Such a response would be off target, dismissive, and totally lacking in compassion.
Yet it seems acceptable, or at least commonplace, to tell adoptees who courageously share the difficult aspects and challenges of living life adopted that they should be “grateful” because they were “chosen” and are “better off.”
As an adoptee who was abandoned and left without any identifying information, the questions that will never be answered cause me the most pain and heartache. The words left unsaid are the things I long to know most about who I was and where I came from.
Twelve years after meeting her biological mother, blogger Ipsita Paul explains what she learned from the experience.
Manage Your Expectations
I never had any interest in meeting my birth parents until my medical history became an issue. Obviously, when I got word that the meeting was happening, I created some sort of fantasy of who my mother would be and how I would fit into her life. Unfortunately, for Bio Mom, and me there was no way she was going to live up to my expectations.
The popularity of genealogy speaks volumes of the basic human interest in uncovering the mysteries of lineage, heredity and the ancestors who came before us.
Adoptee curiosity is no different from anyone else’s and is even more understandable for those who don’t know from whom they inherited their eye color, musical talent or sports ability. Adoptees lack this simple, basic knowledge all others take for granted. Some do not even know their ethnicity and even their vitally important family medical history is a blank slate. Whether you are eight or 80, if you are adopted and have not met the parents who brought you into the world, you no doubt have questions, like those expressed by Hallee Randall, 11, who inspired this post.
My sophomore biology class was studying genetics when I learned, by accident, that I was adopted.
As my teacher used eye color as an example of recessive genes, she explained that two blue-eyed parents would never have a brown-eyed child. It was genetically impossible, she said.
I raised my hand, happy to be the exception. “My parents have blue eyes and mine are brown,” I told the class. She looked a little confused, but figured maybe one of my parents didn’t have true blue eyes, before changing the subject.

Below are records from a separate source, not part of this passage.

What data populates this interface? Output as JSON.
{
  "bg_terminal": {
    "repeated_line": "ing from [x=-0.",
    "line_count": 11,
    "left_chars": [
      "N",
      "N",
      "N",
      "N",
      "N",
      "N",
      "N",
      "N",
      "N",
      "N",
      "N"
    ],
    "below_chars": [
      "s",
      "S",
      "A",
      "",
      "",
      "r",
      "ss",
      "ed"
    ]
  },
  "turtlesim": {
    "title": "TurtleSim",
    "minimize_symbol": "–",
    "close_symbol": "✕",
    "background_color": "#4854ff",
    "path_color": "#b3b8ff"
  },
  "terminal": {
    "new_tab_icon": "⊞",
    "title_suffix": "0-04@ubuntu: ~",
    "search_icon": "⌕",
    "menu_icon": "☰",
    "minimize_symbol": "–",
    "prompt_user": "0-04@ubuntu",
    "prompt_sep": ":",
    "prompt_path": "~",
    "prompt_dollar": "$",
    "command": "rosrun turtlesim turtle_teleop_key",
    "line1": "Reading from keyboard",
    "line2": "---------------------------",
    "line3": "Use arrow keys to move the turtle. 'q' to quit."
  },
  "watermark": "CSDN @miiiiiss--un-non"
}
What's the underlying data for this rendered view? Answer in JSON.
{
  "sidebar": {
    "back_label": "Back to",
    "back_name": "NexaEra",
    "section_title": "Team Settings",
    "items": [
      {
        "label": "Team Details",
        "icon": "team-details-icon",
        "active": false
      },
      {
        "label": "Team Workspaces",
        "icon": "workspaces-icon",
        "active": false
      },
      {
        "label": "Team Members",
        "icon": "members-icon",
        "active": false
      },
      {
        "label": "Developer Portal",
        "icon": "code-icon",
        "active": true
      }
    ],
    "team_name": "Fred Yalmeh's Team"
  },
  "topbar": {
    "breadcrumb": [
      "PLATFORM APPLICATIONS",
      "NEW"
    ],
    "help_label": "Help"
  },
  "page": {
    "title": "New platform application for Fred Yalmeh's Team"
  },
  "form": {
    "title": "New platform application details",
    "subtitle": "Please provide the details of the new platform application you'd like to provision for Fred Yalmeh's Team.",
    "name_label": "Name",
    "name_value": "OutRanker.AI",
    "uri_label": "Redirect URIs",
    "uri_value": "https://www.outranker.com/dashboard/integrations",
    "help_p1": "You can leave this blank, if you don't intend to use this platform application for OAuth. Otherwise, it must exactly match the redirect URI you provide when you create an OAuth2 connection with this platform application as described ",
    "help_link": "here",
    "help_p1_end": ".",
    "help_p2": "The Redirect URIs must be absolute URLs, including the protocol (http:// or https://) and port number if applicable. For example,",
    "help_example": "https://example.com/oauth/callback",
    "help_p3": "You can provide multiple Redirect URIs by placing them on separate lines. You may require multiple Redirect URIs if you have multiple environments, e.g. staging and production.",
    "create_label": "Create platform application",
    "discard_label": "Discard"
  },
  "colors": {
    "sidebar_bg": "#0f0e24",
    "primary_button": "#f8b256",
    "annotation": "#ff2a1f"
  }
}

In domestic adoption, there are three people in the adoption triad, each with a unique perspective: the adoptee, the birth parents and the adoptive parents. Most of the stories we hear are from the perspective of adoptive parents. I recently had the chance to interview a woman who is both an adoptee and a birth mother -- she was adopted at birth and later placed a child for adoption herself.
The child gets to be a part of the decisions that will form their future.
Having their own cares and concerns understood and considered in the new family formation lets them know that they are important and not just an object to be possessed or traded.
Parenthood requires love, not DNA, the saying goes — and those who have become moms and dads through adoption know it. Here are 27 photos of moms, dads, siblings, and kids joining together as families. Anyone else need tissues?